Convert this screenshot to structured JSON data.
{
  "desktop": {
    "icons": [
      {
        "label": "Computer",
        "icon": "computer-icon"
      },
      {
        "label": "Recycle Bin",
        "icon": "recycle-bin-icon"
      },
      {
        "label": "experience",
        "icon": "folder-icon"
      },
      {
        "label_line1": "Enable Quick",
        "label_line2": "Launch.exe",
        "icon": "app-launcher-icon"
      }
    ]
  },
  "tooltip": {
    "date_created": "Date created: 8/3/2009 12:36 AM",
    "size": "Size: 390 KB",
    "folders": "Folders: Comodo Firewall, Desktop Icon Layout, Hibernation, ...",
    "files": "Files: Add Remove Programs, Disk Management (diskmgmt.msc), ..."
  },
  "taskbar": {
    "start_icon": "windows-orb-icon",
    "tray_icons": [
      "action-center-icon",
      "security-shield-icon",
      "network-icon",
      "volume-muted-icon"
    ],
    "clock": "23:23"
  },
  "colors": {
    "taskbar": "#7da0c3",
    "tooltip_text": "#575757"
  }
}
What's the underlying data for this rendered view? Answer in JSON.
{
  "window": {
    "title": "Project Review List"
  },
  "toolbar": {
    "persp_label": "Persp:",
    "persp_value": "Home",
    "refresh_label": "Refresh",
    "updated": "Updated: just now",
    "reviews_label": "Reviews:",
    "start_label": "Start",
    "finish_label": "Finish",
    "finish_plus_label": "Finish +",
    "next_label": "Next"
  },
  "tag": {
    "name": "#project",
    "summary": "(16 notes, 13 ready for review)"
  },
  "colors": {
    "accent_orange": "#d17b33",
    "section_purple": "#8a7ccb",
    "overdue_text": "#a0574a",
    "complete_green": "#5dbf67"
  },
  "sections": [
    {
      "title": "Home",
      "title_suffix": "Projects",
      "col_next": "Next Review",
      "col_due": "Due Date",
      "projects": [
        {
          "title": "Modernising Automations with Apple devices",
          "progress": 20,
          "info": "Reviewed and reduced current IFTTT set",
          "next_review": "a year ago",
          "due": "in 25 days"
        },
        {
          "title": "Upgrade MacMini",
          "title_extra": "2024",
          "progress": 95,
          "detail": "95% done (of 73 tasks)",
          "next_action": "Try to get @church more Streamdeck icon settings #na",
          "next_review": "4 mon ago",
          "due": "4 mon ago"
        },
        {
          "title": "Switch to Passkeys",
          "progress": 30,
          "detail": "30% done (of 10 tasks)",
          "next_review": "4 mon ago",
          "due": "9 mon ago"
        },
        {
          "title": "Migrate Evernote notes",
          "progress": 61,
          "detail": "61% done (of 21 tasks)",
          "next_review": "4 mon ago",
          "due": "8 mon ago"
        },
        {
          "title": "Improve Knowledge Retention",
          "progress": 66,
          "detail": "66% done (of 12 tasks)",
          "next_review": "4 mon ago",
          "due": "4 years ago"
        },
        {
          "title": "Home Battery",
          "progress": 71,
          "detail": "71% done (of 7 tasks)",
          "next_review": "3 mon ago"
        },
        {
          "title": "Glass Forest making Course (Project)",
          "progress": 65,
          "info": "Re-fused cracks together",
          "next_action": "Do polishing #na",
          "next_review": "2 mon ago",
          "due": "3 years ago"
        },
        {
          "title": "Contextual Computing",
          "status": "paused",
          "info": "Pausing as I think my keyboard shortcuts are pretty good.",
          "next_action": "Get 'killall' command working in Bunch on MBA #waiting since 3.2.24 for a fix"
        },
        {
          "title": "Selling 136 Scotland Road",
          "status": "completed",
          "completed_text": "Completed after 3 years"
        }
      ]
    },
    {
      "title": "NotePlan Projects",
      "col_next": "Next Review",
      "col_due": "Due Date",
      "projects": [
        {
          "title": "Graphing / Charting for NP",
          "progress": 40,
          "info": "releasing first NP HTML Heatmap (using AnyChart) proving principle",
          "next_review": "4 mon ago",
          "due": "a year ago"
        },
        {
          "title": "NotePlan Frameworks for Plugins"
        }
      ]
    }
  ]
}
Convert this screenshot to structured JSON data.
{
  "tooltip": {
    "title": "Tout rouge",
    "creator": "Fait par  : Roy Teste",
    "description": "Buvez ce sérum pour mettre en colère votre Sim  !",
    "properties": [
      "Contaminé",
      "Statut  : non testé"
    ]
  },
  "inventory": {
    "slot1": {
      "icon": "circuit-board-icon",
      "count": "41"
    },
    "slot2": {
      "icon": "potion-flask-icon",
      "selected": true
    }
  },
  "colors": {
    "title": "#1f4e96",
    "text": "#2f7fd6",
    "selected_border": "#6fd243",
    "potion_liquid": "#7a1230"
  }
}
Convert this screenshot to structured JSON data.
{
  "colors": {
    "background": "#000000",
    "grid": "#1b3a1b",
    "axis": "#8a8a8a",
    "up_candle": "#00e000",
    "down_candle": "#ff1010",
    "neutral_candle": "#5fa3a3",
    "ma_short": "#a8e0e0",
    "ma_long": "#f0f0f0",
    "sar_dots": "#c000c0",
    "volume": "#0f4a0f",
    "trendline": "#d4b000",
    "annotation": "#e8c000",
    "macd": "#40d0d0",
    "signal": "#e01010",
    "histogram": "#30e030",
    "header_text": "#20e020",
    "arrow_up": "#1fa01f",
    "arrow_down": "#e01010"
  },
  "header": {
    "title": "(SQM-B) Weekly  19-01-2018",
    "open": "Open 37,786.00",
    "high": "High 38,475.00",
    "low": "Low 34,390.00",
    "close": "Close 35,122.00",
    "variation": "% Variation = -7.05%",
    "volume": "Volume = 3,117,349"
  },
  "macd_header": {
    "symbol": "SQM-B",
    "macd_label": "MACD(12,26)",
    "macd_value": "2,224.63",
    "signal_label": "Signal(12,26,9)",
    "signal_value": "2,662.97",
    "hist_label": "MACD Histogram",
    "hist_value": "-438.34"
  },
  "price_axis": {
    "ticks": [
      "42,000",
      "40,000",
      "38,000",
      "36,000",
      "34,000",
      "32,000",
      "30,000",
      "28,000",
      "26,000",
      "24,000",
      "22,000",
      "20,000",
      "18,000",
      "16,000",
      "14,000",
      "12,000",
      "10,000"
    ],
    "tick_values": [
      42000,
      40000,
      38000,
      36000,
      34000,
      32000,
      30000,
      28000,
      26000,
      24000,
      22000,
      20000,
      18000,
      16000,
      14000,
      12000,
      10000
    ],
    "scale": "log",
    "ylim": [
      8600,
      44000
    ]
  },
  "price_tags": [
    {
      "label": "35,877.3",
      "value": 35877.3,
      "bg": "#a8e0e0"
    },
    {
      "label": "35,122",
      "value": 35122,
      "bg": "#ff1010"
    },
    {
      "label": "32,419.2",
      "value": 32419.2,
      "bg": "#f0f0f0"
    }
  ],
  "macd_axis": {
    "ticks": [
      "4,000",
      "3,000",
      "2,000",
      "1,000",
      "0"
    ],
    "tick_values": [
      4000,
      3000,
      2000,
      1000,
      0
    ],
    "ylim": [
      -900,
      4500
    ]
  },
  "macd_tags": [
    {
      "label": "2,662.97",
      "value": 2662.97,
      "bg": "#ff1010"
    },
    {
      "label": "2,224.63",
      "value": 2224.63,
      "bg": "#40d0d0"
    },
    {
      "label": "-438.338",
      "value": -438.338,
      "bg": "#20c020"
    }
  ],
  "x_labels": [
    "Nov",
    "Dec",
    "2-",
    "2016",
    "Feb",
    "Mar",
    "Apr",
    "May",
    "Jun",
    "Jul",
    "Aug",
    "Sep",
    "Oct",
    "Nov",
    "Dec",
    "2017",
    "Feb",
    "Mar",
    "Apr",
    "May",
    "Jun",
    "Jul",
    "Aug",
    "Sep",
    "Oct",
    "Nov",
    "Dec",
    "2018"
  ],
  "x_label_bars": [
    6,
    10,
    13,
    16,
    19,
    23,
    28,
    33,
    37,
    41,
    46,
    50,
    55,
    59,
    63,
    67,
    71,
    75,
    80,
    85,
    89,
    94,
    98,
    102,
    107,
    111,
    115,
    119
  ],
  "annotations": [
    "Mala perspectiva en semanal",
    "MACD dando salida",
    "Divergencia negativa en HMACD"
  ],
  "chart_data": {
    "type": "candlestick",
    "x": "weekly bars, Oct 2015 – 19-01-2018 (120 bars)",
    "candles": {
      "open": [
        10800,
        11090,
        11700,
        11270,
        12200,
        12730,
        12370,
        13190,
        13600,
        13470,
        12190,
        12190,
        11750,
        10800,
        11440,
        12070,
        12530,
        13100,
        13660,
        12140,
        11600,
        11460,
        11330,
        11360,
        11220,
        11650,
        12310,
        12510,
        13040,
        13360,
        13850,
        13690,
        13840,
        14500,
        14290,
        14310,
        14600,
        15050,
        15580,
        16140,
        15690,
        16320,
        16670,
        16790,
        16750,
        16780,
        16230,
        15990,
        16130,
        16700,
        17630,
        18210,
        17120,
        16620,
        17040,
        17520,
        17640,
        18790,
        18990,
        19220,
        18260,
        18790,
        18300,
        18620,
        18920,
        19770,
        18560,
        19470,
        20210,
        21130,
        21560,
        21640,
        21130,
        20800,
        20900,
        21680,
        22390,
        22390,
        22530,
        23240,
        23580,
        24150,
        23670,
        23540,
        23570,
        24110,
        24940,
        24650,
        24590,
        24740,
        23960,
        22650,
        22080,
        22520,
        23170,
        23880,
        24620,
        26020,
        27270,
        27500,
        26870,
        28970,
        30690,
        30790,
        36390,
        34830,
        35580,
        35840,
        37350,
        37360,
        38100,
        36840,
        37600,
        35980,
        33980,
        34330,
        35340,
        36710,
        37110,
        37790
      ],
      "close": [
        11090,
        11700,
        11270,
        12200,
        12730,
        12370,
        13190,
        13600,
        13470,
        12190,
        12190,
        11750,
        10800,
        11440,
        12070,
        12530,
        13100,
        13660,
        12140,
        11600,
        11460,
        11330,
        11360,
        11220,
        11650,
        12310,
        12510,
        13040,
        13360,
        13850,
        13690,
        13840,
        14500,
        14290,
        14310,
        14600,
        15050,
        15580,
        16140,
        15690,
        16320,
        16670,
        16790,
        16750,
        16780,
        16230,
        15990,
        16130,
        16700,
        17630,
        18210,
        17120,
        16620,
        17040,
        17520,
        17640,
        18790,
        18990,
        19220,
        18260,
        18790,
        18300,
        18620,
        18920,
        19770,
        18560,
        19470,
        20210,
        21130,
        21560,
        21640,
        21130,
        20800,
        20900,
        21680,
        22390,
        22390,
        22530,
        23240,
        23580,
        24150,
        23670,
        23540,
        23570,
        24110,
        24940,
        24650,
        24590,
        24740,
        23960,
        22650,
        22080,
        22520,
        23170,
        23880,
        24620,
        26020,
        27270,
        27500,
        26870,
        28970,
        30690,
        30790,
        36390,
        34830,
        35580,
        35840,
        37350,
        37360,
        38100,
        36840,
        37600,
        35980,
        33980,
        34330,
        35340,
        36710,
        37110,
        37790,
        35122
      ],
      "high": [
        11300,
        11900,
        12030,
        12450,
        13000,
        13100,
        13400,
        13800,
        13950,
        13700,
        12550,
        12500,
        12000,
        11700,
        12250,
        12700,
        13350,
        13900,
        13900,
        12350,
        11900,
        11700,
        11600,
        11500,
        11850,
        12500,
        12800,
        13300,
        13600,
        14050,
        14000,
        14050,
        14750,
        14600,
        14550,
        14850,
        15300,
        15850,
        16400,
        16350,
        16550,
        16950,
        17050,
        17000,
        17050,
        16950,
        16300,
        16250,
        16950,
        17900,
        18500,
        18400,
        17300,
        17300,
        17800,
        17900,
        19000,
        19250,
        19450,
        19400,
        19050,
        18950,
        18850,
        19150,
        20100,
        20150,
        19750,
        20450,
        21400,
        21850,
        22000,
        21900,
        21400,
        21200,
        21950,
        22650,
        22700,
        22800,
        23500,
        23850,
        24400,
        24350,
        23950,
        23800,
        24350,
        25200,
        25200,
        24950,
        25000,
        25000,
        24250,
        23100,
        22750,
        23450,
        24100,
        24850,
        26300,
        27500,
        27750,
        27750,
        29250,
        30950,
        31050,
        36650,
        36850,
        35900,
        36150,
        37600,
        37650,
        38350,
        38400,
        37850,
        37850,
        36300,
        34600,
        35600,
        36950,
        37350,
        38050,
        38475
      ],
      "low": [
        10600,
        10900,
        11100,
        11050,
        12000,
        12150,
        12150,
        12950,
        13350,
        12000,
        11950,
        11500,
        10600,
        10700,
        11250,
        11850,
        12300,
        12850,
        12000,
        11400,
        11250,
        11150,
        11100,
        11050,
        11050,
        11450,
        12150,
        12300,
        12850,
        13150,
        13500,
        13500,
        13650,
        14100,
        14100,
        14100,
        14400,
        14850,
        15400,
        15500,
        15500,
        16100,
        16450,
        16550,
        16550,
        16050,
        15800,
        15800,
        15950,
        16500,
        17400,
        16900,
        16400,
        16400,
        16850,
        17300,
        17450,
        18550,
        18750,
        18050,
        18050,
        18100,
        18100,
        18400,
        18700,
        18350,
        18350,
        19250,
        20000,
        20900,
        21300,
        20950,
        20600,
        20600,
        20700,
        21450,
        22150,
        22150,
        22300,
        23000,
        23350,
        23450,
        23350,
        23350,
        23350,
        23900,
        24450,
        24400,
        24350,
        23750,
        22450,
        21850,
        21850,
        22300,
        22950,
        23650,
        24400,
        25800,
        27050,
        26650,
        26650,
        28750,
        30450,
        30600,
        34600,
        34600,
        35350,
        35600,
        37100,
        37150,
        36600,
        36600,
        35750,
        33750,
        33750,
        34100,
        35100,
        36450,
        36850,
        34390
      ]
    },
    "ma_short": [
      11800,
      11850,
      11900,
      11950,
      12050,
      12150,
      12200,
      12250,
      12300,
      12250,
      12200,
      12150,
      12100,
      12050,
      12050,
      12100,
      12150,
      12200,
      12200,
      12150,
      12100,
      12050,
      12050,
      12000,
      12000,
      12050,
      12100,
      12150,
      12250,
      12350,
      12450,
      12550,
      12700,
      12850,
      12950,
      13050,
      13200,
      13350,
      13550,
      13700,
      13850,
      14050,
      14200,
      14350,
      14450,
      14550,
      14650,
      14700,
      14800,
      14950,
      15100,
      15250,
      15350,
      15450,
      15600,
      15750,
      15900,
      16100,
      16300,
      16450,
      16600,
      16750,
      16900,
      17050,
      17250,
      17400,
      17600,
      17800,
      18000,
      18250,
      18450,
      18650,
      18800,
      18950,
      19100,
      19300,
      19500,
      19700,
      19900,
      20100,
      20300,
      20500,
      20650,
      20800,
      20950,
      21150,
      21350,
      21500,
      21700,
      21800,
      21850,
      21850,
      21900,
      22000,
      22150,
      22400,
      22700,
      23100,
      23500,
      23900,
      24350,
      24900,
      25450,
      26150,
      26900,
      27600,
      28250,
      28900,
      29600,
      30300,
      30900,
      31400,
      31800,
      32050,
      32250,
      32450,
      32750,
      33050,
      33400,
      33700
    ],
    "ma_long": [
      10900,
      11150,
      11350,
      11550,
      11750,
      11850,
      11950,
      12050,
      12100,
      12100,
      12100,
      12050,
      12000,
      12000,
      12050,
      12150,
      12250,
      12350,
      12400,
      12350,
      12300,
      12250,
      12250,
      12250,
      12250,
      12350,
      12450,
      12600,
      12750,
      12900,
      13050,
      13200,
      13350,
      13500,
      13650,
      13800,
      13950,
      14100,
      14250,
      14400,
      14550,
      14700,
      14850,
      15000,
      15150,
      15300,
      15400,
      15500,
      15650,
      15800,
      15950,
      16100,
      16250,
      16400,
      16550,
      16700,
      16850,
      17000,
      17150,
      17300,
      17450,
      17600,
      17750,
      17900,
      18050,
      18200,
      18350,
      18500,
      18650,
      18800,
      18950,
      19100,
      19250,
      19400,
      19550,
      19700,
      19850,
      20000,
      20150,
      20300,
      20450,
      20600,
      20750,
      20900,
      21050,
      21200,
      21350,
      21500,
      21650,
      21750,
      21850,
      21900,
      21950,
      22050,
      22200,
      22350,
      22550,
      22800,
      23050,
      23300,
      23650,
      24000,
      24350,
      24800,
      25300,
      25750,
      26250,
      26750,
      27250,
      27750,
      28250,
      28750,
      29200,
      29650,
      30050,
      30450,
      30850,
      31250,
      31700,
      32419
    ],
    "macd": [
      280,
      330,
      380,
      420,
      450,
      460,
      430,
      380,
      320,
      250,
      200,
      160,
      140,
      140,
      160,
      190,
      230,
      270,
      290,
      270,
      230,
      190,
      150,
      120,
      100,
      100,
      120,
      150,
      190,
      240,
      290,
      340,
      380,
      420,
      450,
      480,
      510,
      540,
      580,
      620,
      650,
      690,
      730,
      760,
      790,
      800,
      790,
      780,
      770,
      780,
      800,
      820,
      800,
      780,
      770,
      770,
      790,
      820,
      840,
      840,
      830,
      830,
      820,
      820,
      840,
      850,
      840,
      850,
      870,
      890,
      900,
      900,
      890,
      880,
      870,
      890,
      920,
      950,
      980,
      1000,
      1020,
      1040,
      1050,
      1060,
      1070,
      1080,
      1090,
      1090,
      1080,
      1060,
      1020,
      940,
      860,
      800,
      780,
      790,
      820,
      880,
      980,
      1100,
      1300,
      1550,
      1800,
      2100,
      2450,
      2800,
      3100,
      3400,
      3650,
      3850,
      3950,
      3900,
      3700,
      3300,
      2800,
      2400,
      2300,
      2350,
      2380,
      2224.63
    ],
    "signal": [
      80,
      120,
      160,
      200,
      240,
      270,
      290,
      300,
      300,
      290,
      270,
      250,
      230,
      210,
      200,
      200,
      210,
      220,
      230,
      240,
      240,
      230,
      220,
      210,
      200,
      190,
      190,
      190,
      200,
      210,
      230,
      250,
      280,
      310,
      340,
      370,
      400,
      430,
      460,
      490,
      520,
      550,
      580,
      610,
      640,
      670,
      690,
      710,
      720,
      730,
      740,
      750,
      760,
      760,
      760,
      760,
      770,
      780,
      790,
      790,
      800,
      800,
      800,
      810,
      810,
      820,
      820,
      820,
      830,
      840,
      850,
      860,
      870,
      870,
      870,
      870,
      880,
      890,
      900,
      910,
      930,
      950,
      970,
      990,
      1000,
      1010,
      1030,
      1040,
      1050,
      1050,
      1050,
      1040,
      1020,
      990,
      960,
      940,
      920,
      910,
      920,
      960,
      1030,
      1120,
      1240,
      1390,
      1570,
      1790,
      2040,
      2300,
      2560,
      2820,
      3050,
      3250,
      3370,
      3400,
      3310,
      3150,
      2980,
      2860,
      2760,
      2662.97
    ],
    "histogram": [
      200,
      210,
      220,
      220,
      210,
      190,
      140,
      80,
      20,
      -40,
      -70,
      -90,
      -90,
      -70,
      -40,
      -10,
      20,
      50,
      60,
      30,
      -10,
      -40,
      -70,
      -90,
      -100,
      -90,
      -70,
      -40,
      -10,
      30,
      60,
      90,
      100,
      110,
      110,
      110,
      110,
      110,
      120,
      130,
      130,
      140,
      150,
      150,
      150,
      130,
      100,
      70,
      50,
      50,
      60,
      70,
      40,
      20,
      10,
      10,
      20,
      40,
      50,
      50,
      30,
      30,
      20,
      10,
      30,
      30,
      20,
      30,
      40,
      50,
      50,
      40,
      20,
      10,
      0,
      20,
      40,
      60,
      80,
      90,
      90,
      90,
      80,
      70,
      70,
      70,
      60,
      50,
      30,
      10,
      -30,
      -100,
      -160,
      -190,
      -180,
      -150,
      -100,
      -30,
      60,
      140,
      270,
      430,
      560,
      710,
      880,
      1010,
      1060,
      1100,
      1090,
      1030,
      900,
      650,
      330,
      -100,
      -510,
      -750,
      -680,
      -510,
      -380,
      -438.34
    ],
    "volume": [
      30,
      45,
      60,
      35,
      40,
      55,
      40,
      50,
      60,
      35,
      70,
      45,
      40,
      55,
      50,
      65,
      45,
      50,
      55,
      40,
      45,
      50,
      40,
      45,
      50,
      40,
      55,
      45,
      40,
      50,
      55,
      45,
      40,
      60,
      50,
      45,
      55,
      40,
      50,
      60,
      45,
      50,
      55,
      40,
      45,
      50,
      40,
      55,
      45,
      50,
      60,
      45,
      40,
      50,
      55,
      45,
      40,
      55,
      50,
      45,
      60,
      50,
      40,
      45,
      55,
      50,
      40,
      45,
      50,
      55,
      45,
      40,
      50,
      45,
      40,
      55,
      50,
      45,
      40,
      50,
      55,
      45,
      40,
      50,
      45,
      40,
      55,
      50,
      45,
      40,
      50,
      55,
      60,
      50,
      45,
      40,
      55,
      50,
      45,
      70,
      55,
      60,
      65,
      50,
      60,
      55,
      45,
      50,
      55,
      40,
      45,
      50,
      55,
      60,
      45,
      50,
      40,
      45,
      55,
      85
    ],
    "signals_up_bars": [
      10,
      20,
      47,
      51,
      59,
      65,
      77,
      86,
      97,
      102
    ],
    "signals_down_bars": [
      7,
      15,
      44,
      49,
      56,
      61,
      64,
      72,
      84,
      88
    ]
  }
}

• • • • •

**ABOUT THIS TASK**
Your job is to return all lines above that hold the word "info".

**OUTPUT BELOW**
          "info": "Reviewed and reduced current IFTTT set",
          "info": "Re-fused cracks together",
          "info": "Pausing as I think my keyboard shortcuts are pretty good.",
          "info": "releasing first NP HTML Heatmap (using AnyChart) proving principle",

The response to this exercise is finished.